The battle lines for the fall elections in Wisconsin started earlier this year, like most wars, as a muddle, but are becoming more defined as the skirmishes for the Democratic Party primary flush out candidate positions or non-positions.
Just as the Republicans ran an all-out, one-note, anti-Obama campaign in 2016, the Democrats in Wisconsin are running what is shaping up this hot summer as a largely anti-Scott Walker campaign. The Dems have been more reactive than proactive.
It doesn’t take much imagination to run again someone else’s agenda, but at least it creates a clear choice for voters in one of most purple of states, split right down the middle between Republicans and Democrats.
To understand the state’s bipolar politics, look at our two U.S. Senators. Republican Ron Johnson is one of the most conservative in the Senate, and Democrat Tammy Baldwin, is one of the most liberal. Both do head fakes towards the middle, looking for support from independents, but that’s not where they live.
The eight Democrats running for the gold ring in the Aug. 14 primary to decide who takes on two-term Gov. Walker are hitting many of the same notes on the campaign trail. The octet is singing in harmony by promising to reverse the Act 10 restrictions on public employee unions, to undo the $4 billion deal with Foxconn, to pump more money into education than Walker and to increase subsidies in one form or another for health care.
The Foxconn opposition is based on polls that show the massive Racine project is unpopular up state. But politically astute Foxconn is spreading a few dollars on old downtown buildings for innovation centers in Milwaukee, Green Bay and Eau Claire. These a hundred dollar chips in a billion dollar poker game.
No one really knows how the Walker-Foxconn bet will play out. The subsidies are more than $300,000 per job created, way more than any previous inducements. But the Democrats, who seldom come off as pro growth, cannot say it isn’t a bold play.
One the governor’s side, he is pretty much sticking to his track record. He will talk endlessly about the state’s low unemployment rate of 2.8%, knowing full well that all governors have less to do with job trends in the short run than do national trends. The Democrats say he could have done better, that the state’s job growth rate still lags the nation. The latter is true.
They will have a tough time, though, with that argument when there are more jobs that people to fill them and when wages are finally moving upward. In reality, the worker shortage has become a constraint on economic growth.
None of the candidates have addressed the brain drain from the state, which moderated last year but has been running are some 10,000 college graduates per year.
Both parties are fully behind workforce training. It’s necessary, safe ground, but not a party differentiator.
Several of the Democrats have proposed free education at the technical college and two-year community college level. That’s unique, but has lacked a fiscal note – how it gets paid for.
Both parties are ducking major issues. The Democrats have been silent on how to increase economic strategy, always showing a certain antipathy for the corporations that make the economy go round.
Neither party has shown much leadership on stimulating the startup economy, despite the recent learning that entrepreneurs reinvent the economy and create most of the new jobs.

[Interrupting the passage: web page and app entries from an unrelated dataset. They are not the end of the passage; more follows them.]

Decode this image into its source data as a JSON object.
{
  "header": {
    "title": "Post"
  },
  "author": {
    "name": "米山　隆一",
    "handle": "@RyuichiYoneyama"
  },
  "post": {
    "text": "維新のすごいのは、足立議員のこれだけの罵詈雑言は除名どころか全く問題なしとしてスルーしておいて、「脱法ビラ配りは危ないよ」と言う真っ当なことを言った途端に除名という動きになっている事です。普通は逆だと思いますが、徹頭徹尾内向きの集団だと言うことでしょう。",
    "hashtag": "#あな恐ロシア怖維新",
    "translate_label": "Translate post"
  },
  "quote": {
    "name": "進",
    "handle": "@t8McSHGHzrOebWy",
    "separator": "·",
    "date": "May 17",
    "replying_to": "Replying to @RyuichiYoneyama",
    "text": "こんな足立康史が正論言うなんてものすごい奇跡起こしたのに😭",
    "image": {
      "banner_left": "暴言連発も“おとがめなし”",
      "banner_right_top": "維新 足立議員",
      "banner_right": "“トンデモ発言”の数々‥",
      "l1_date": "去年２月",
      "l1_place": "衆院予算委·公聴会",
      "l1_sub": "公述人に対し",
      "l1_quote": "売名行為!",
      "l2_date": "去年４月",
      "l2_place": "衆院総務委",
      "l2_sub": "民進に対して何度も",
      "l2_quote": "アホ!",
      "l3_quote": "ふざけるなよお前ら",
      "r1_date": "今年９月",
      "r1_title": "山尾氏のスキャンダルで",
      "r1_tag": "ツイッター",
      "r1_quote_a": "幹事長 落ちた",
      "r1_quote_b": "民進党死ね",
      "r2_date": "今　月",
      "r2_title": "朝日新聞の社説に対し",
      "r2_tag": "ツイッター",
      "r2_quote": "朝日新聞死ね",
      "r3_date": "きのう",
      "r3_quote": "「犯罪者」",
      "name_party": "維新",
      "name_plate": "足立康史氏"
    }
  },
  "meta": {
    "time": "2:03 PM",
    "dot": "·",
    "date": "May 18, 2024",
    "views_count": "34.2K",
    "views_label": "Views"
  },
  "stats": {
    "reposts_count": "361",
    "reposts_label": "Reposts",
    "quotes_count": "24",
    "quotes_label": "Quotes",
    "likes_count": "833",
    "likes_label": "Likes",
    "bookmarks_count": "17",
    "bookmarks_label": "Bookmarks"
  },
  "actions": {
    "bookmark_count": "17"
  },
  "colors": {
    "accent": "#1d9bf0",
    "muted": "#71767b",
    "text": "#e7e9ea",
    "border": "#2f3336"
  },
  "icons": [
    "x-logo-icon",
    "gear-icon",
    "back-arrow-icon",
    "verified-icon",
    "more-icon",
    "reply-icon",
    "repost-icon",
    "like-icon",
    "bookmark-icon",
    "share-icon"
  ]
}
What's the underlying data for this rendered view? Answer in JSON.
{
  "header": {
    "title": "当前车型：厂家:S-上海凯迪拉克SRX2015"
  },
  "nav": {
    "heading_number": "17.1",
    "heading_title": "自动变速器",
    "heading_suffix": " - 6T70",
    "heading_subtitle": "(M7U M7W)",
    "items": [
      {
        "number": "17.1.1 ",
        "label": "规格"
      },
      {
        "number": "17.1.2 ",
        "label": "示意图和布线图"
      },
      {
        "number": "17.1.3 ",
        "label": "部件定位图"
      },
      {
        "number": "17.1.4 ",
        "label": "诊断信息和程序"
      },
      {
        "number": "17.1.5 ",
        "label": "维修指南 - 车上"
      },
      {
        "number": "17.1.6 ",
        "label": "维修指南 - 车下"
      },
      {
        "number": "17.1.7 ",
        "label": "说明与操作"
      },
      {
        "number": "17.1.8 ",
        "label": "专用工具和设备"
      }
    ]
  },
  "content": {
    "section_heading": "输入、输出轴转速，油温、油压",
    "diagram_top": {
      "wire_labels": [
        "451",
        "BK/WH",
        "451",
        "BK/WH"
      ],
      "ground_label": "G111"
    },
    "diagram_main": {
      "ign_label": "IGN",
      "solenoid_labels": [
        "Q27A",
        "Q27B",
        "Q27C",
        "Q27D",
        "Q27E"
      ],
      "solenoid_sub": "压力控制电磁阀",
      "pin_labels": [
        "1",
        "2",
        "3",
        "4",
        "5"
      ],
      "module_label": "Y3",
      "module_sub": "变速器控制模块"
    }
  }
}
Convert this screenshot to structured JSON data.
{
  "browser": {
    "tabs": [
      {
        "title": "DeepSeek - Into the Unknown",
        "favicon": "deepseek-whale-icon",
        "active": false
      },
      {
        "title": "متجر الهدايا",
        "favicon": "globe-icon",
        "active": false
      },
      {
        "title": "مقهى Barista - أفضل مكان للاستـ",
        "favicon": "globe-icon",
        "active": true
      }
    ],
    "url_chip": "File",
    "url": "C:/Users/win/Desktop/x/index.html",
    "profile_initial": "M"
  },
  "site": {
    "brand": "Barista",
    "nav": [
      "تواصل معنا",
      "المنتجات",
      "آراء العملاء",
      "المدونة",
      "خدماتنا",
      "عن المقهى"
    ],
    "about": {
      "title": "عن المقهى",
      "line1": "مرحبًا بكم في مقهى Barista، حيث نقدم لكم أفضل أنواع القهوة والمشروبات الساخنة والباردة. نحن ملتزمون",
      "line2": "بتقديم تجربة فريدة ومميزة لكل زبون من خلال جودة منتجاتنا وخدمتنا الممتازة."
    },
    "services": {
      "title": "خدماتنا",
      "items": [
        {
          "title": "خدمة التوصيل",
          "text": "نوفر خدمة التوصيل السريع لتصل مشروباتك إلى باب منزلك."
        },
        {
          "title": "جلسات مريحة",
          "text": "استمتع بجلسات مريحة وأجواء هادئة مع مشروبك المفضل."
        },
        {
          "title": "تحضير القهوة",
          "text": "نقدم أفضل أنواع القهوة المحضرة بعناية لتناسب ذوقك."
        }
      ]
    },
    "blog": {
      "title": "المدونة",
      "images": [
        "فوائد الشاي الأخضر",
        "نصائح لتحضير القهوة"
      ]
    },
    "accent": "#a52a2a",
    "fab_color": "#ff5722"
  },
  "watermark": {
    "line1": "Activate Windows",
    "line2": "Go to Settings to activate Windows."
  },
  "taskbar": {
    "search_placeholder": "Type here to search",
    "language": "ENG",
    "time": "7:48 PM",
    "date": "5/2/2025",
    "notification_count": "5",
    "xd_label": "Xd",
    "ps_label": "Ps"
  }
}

Both parties are paying needed attention to the opioid crisis.
The GOP has developed a blind spot on the environment. The want fewer regulations on development, but look past the enormous challenges to the Great Lakes, like the dead zone in Green Bay, the mussel invasion that came through the St. Lawrence Seaway and wreaks havoc on the fishery and the Asian Carp that will soon be ripping up the five lakes.
The Democrats worry about access to health care and want to make it free. The Republicans worry about the high taxes to pay for care. Neither has a clue about managing the costs that are driving prices of care to obscene levels.
Gov. Walker has chosen the debt route to fund highway construction. The Democrats want to raise taxes to fund the big highway costs.
All in, there are enough differences for voters to make a choice. It would be even easier of the parties would take on all the tough issues.
Of course, the wild card in all of the above is the Trump factor. The president’s minority base adores him. His opponents don’t oppose him; the despise him. Above all, he is divisive. Voters in the middle are still trying to figure out just what he is.
How his impact plays out this fall in Wisconsin, a state he carried in 2016, is anyone’s guess.